Adam is a fourth-generation farmer, operating 8,000 acres in partnership with his brother, Seth Chappell. Following in their father’s footsteps, the Chappell brothers farm cotton, corn, soybeans and rice. They have also re-introduced livestock to their operation to complete the regenerative farming circle.
Adam returned to the family farm in 2005 after attending college, earning a bachelor’s degree in botany from Arkansas State University and a master’s degree in entomology from the University of Arkansas. While in college, he developed an interest in research and ecological principles that led him to question the conventional methods of farming. Recognizing the shrinking margins in southern row crop agriculture, Adam looked for a way to cut costs through cultural means. This combined with the need to control herbicide resistant weeds, such as palmer amaranth, led to experimenting with cover crops and a passion for soil health. They now have 7,000+ acres planted to covers and utilize a no-till system. The change from conventional tillage and traditional southern row crop farming to no-till and covers has allowed them to maintain top yields in the area and reduce input costs significantly.
Adam believes that the most dangerous phrase in our language is “We’ve always done it this way.” With this mindset, he continues to try new things and push the envelope of no-till and cover crops.
Steve spent his childhood summers working on his grandfather’s farm, and after college returned to the farm, which had been a strictly wheat and summer fallow operation. Steve began to integrate eco-fallow corn, as well as adding proso millet and no-till into the operation. After seeing the effectiveness and efficiency of these ever-changing farming practices, additional crops were added to diversify the rotation. Sunflowers, hay millet, oats and the recent addition of field peas are now part of the farm’s no-tillage rotation.
The transition of the farm away from conventional methods of tillage to a complete no-till system was not easy. Adding new technology, after 70 years with the same methods, came with a steep learning curve. Steve studied and experimented along with his grandfather to find methods that worked on the farm that only averages 14 inches of moisture a year. It didn’t take long to see that no-till farming practices were going to help increase efficiency, soil quality, reduce erosion and increase the bottom line. Steve is passionate in sharing his story of how he discovers opportunity and a unique method of marketing his products. Prepare to think differently after listening to Steve's presentation.
Forester and Wildlife Biologist

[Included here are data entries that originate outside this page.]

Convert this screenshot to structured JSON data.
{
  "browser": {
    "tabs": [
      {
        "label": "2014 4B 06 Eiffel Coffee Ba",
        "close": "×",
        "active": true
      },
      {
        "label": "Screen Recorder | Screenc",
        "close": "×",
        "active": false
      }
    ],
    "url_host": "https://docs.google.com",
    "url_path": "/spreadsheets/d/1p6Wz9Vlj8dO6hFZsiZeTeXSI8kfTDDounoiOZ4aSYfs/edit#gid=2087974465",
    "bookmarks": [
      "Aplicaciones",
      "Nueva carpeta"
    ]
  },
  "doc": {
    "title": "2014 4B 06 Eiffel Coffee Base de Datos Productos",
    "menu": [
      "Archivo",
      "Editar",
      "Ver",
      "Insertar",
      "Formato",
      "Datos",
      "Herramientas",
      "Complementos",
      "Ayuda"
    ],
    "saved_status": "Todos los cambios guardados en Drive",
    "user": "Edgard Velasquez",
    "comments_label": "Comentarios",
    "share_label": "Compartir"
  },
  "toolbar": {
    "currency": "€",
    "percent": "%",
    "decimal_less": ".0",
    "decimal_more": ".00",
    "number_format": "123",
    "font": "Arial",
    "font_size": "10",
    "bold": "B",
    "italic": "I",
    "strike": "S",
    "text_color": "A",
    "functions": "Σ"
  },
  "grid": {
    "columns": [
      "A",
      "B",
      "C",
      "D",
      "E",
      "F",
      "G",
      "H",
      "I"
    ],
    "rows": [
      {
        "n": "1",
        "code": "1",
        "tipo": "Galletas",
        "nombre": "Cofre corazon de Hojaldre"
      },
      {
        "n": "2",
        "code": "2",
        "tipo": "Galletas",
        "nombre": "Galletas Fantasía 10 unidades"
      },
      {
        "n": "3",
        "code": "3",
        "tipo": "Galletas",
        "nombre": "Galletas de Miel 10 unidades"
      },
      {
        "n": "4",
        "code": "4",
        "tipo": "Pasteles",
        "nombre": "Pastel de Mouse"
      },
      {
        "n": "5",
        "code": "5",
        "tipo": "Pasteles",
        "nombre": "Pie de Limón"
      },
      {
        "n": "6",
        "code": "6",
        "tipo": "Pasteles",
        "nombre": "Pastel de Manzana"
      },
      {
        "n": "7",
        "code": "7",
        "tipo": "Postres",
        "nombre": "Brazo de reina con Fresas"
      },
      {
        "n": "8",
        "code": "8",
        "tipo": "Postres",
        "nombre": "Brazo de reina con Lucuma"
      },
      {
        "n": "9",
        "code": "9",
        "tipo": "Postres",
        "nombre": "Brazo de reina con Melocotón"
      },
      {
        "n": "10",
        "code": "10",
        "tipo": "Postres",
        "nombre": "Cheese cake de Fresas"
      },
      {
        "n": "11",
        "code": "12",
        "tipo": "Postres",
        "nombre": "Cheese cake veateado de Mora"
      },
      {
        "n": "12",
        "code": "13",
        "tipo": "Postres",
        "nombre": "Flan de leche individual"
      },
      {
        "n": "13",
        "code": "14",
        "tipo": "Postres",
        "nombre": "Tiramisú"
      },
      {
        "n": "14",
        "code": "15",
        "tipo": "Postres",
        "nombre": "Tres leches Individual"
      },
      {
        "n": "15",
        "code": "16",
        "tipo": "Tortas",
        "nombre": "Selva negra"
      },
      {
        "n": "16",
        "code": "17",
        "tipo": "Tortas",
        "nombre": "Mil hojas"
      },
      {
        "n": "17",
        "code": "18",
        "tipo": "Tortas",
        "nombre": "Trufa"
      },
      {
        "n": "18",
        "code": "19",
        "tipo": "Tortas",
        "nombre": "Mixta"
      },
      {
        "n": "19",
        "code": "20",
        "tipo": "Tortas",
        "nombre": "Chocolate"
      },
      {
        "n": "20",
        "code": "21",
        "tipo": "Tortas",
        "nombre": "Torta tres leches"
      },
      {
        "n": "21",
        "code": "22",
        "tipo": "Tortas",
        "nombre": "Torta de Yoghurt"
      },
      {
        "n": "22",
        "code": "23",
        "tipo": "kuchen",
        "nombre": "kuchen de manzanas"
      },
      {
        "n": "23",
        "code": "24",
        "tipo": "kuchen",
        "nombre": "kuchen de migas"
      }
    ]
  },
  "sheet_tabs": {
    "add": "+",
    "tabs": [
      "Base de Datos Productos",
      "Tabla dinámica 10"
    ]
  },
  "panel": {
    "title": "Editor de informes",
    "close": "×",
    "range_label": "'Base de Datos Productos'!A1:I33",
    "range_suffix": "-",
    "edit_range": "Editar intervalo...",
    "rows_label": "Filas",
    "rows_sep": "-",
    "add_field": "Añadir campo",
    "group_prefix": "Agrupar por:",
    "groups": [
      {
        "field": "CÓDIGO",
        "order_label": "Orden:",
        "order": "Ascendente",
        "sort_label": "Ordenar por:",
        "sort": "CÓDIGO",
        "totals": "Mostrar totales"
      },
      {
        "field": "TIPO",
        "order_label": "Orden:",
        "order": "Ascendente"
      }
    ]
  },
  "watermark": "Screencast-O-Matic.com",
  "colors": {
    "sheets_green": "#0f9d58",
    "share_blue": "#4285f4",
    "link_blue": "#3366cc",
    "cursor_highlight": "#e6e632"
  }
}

Dan serves on the staff of Delta F.A.R.M. (Farmer’s Advocating Resource Management), a nonprofit conservation organization representing over 300 farmers and 1.3 million acres in Northwest Mississippi, where his work involves advancing sustainable agricultural systems through on-farm research trials and demonstrations. His approach is characterized by the goal of maintaining or improving profitability and production while practically integrating principles of soil health and regenerative agriculture into farm scale production systems. Prevost is also a partner in PO Farms, a grass-based cattle operation in central Mississippi. Dan and his wife Jessica, along with their two children, reside near Leland where they are members of First Baptist Church and active supporters of music and arts in the community.
Brendon raises specialty potatoes and quinoa on 500 acres under irrigation at 7,600 feet above sea level using a biotic approach. Brendon chooses to use biological inputs like companion crops, livestock, green manure and flowering strips instead of synthetic fertilizers, herbicides, fungicides and insecticides. Biotic management supports a healthy, diverse pollinator population as well as a healthy farm and healthy consumers.
Rockey Farms has received multiple environmental stewardship and conservation awards for its biotic practices. In 2016, the National Association of Conservation Districts named him a Soil Health Champion.
State Conservation Agronomist
Lee previously served as NRCS state conservation agronomist for Mississippi. He has a bachelor’s degree in agronomy from the University of Arkansas at Pine Bluff and a master’s degree in plant, soil and environmental science from North Carolina Agricultural and Technical State University. In addition to his work with USDA, he manages his own row crop farm in Lee County, Arkansas.
“Southern farmers cannot simply rely on the tried and proven management techniques that the Midwest employs to manage cover crops and improve soil health,” said John Lee, USDA NRCS state agronomist in Arkansas. “Conditions in the South are different, and we need to plan to improve soil health according to southern agricultural farming practices and conditions farmers are facing here in the South.”